_Your goal_
Please return the records below exactly as they appear, leaving every picture out.

_Records for the task_
——

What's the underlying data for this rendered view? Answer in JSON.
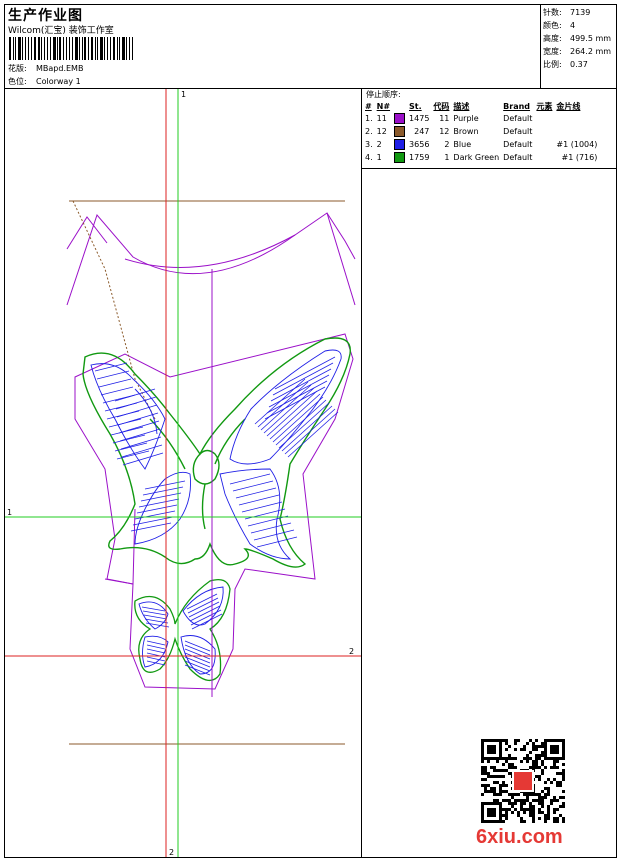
{
  "header": {
    "title": "生产作业图",
    "company": "Wilcom(汇宝) 装饰工作室",
    "design_label": "花版:",
    "design_value": "MBapd.EMB",
    "colorway_label": "色位:",
    "colorway_value": "Colorway 1"
  },
  "info": {
    "stitches_label": "针数:",
    "stitches_value": "7139",
    "colors_label": "颜色:",
    "colors_value": "4",
    "height_label": "高度:",
    "height_value": "499.5 mm",
    "width_label": "宽度:",
    "width_value": "264.2 mm",
    "scale_label": "比例:",
    "scale_value": "0.37"
  },
  "stops": {
    "title": "停止顺序:",
    "headers": [
      "#",
      "N#",
      "St.",
      "代码",
      "描述",
      "Brand",
      "元素",
      "金片线"
    ],
    "rows": [
      {
        "idx": "1.",
        "needle": "11",
        "color": "#9b10c9",
        "st": "1475",
        "code": "11",
        "desc": "Purple",
        "brand": "Default",
        "elem": "",
        "seq": ""
      },
      {
        "idx": "2.",
        "needle": "12",
        "color": "#8b5a2b",
        "st": "247",
        "code": "12",
        "desc": "Brown",
        "brand": "Default",
        "elem": "",
        "seq": ""
      },
      {
        "idx": "3.",
        "needle": "2",
        "color": "#1f1fe6",
        "st": "3656",
        "code": "2",
        "desc": "Blue",
        "brand": "Default",
        "elem": "",
        "seq": "#1 (1004)"
      },
      {
        "idx": "4.",
        "needle": "1",
        "color": "#119911",
        "st": "1759",
        "code": "1",
        "desc": "Dark Green",
        "brand": "Default",
        "elem": "",
        "seq": "#1 (716)"
      }
    ]
  },
  "axes": {
    "v1": "1",
    "h1": "1",
    "v2": "2",
    "h2": "2"
  },
  "watermark": {
    "logo_text": "6xiu.com"
  }
}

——

_Answer below_
What's the underlying data for this rendered view? Answer in JSON.
{
  "header": {
    "title": "生产作业图",
    "company": "Wilcom(汇宝) 装饰工作室",
    "design_label": "花版:",
    "design_value": "MBapd.EMB",
    "colorway_label": "色位:",
    "colorway_value": "Colorway 1"
  },
  "info": {
    "stitches_label": "针数:",
    "stitches_value": "7139",
    "colors_label": "颜色:",
    "colors_value": "4",
    "height_label": "高度:",
    "height_value": "499.5 mm",
    "width_label": "宽度:",
    "width_value": "264.2 mm",
    "scale_label": "比例:",
    "scale_value": "0.37"
  },
  "stops": {
    "title": "停止顺序:",
    "headers": [
      "#",
      "N#",
      "St.",
      "代码",
      "描述",
      "Brand",
      "元素",
      "金片线"
    ],
    "rows": [
      {
        "idx": "1.",
        "needle": "11",
        "color": "#9b10c9",
        "st": "1475",
        "code": "11",
        "desc": "Purple",
        "brand": "Default",
        "elem": "",
        "seq": ""
      },
      {
        "idx": "2.",
        "needle": "12",
        "color": "#8b5a2b",
        "st": "247",
        "code": "12",
        "desc": "Brown",
        "brand": "Default",
        "elem": "",
        "seq": ""
      },
      {
        "idx": "3.",
        "needle": "2",
        "color": "#1f1fe6",
        "st": "3656",
        "code": "2",
        "desc": "Blue",
        "brand": "Default",
        "elem": "",
        "seq": "#1 (1004)"
      },
      {
        "idx": "4.",
        "needle": "1",
        "color": "#119911",
        "st": "1759",
        "code": "1",
        "desc": "Dark Green",
        "brand": "Default",
        "elem": "",
        "seq": "#1 (716)"
      }
    ]
  },
  "axes": {
    "v1": "1",
    "h1": "1",
    "v2": "2",
    "h2": "2"
  },
  "watermark": {
    "logo_text": "6xiu.com"
  }
}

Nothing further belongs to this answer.